Uncategorized July 24, 2023

Different Types of Mortgages

Purchasing a home is one of the most significant financial decisions many individuals will make in their lifetime. For the majority of people, buying a home requires a mortgage, a loan specifically designed to finance the acquisition of real estate. Mortgages come in various forms, each tailored to suit different financial situations and preferences. In this article, we will explore the different types of mortgages available to help you make an informed decision when seeking home financing.

  1. Fixed-Rate Mortgage: A fixed-rate mortgage is the most traditional and straightforward type of home loan. With this mortgage, the interest rate remains constant for the entire loan term, which is typically 15, 20, or 30 years. The stability of fixed-rate mortgages makes them popular among homebuyers who prefer predictable monthly payments and protection against interest rate fluctuations.
  2. Adjustable-Rate Mortgage (ARM): Unlike fixed-rate mortgages, an adjustable-rate mortgage (ARM) offers an interest rate that changes periodically. The initial interest rate is usually lower than that of a fixed-rate mortgage, making it an attractive option for homebuyers who plan to sell the property or refinance before the rate adjustments occur. However, after the initial period (often 5 or 7 years), the rate will adjust regularly based on prevailing market rates. ARMs carry an element of risk, as the interest rate could increase, potentially leading to higher monthly payments.
  3. Interest-Only Mortgage: Interest-only mortgages allow borrowers to make payments that solely cover the interest portion of the loan for a certain period, typically 5 to 10 years. After the interest-only period ends, borrowers must begin paying both principal and interest, resulting in higher monthly payments. This type of mortgage may be suitable for individuals with irregular income or those who expect their income to rise significantly in the future.
  4. FHA Loans: FHA (Federal Housing Administration) loans are government-backed mortgages designed to help low-to-moderate income borrowers and first-time homebuyers. These loans require a lower down payment (as low as 3.5% of the purchase price), making homeownership more accessible to individuals with limited savings or credit challenges. FHA loans have specific eligibility criteria and require mortgage insurance premiums to protect the lender in case of default.
  5. VA Loans: VA (Veterans Affairs) loans are available exclusively to eligible veterans, active-duty service members, and surviving spouses. These loans are backed by the Department of Veterans Affairs and offer various benefits, such as no down payment requirement and potentially lower interest rates. VA loans are an excellent option for those who have served in the military and are looking to buy a home.
  6. USDA Loans: USDA (United States Department of Agriculture) loans are targeted at homebuyers in rural and suburban areas. They offer low to no down payment options and competitive interest rates. To qualify for a USDA loan, borrowers must meet specific income and property location requirements. These loans are intended to promote homeownership in areas with lower population densities.
  7. Jumbo Loans: Jumbo loans, also known as non-conforming loans, exceed the loan limits set by government-sponsored enterprises like Fannie Mae and Freddie Mac. These loans are used to finance higher-priced properties and generally require excellent credit scores and larger down payments due to the increased risk for the lender.
  8. Balloon Mortgages: Balloon mortgages have relatively short terms, typically 5 to 7 years, during which borrowers make lower monthly payments. At the end of the term, the remaining balance becomes due in full, requiring the borrower to either pay off the loan or refinance. Balloon mortgages can be risky, as borrowers must be prepared to handle the lump-sum payment at the end of the term.
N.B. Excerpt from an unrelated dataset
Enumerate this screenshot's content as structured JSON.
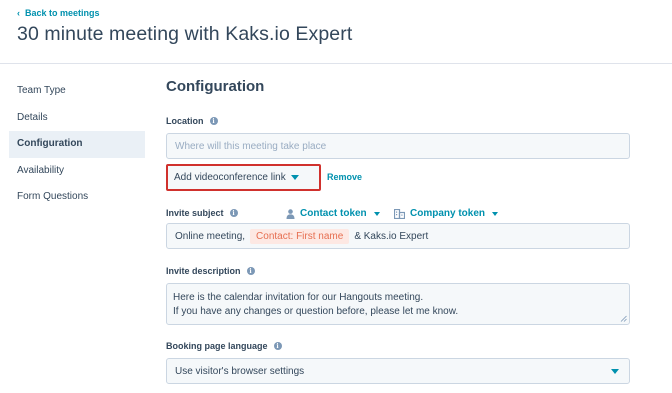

In conclusion, choosing the right type of mortgage is a crucial step in the home-buying process. Each type of mortgage has its own advantages and considerations, and it’s essential to assess your financial situation, long-term goals, and risk tolerance when making a decision. Consulting with a reputable mortgage lender or financial advisor can help you navigate the complexities of mortgage options and find the best fit for your unique circumstances. Remember, a well-informed decision will set you on the path to successful homeownership.